- **To do**: The answer must be every line of the data that holds the word "content".
□ □ □
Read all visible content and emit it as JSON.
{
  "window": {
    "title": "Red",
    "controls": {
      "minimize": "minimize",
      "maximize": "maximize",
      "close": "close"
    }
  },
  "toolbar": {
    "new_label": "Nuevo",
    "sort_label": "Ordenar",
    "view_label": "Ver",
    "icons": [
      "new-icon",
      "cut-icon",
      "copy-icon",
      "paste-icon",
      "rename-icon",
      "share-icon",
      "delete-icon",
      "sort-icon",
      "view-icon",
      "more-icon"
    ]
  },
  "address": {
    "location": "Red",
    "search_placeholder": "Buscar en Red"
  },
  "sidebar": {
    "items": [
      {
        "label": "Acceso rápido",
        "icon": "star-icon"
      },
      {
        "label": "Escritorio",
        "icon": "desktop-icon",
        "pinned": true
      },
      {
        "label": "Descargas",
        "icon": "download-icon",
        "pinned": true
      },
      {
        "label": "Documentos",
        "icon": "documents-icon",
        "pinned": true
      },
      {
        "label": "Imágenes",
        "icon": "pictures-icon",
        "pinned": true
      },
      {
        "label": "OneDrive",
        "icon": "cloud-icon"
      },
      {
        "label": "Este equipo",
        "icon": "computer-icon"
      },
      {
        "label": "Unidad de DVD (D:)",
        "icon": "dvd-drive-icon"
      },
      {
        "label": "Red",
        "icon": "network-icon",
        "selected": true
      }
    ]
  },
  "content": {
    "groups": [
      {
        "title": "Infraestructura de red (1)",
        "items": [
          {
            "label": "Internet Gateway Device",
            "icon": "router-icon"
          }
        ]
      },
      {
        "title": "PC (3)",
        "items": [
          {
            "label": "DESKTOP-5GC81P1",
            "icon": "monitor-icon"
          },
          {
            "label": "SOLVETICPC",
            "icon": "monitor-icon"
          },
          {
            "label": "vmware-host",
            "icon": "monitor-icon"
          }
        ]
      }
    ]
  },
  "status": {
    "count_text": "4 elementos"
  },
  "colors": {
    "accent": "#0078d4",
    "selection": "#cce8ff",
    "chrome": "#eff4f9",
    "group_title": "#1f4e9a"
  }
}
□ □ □
- **Solution below**:
Read all visible content and emit it as JSON.
  "content": {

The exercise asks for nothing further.